This movie was directed by Alejandro González Iñárritu, the man who also directed “Birdman”. And once again he did something very unique when directing this movie. Though instead of making the entire movie look like one continuous shot he opted to shoot the entire movie in natural light. Which means that he actually went out into the fucking wilderness and shot with all natural light sources, like the sun or some fire. No studio lights or green screen here, it’s the real deal. Sure, there was some CG in the movie, but only for some of the more impossible stuff… like Leonardo DiCaprio getting mauled by a god damn bear, that was of course a man in a funny suit getting some CGI edited on top of him so he could become a bear. There were apparently a bunch more bits of CG in the movie, but it was blended so well with the practical that I couldn’t tell which was which. Shit, here I’ve spent a bunch of words talking about visual effects that I forgot to talk about the directing/cinematography. But yeah, that stuff is holy fucking shit levels of amazing. The scenes are very well crafted and the cinematography is some of the best that I’ve ever seen. It is a visually stunning movie. Let’s talk about the action scenes in the movie. There are not too many, but when they happen they are incredibly brutal and disturbing. I don’t have a problem with violence in movies, but the stuff here is done in such a brutal and realistic way that it got some reactions out of me. So if you haven’t seen this movie and you’re squeamish… consider this a warning.

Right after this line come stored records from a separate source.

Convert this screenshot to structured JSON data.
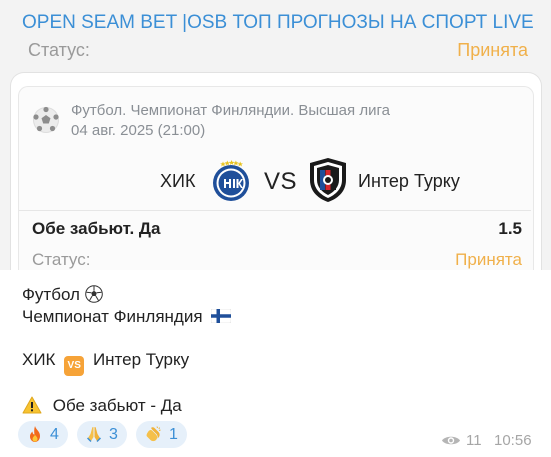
{
  "channel": {
    "title": "OPEN SEAM BET |OSB ТОП ПРОГНОЗЫ НА СПОРТ LIVE"
  },
  "header_status": {
    "label": "Статус:",
    "value": "Принята"
  },
  "card": {
    "league": "Футбол. Чемпионат Финляндии. Высшая лига",
    "date": "04 авг. 2025 (21:00)",
    "home_team": "ХИК",
    "vs": "VS",
    "away_team": "Интер Турку",
    "bet_name": "Обе забьют. Да",
    "odds": "1.5",
    "status_label": "Статус:",
    "status_value": "Принята"
  },
  "message": {
    "sport": "Футбол",
    "championship": "Чемпионат Финляндия",
    "home_team": "ХИК",
    "vs_badge": "VS",
    "away_team": "Интер Турку",
    "bet": "Обе забьют - Да"
  },
  "reactions": [
    {
      "emoji": "fire-icon",
      "count": "4"
    },
    {
      "emoji": "pray-icon",
      "count": "3"
    },
    {
      "emoji": "clap-icon",
      "count": "1"
    }
  ],
  "meta": {
    "views": "11",
    "time": "10:56"
  },
  "colors": {
    "accent": "#3b8fd6",
    "status": "#f0b04a",
    "vs_badge": "#f6a338"
  }
}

This movie has been very well received. On Rotten Tomatoes it has an 82% positive rating and a “Fresh” certification. On Metacritic it has a score of 76/100. And on imdb.com it has a score of 8,0/10. The movie also won 3 Oscars in the categories of Best Actor (DiCaprio, finally), Best Director, and Best Cinematography. The movie was also nominated for an additional 9 Oscars in the categories of Best Picture, Best Supporting Actor (Hardy), Best Film Editing, Best Costume Design, Best Makeup, Best Sounds Mixing, Best Sound Editing, Best Visual Effects, and Best Production Design. 

“The Revenant” is an incredibly impressive film. It has a great plot, great characters, terrific performances, great music, fantastic directing, gorgeous cinematography, and great visual effects. Time for my final score. *Grunting noise*. My final score for “The Revenant” is a 9,89/10. So it gets the “SEAL OF APPROVAL!”.
seal-of-approval

My review of “The Revenant” is now completed.

Damn nature, you scary!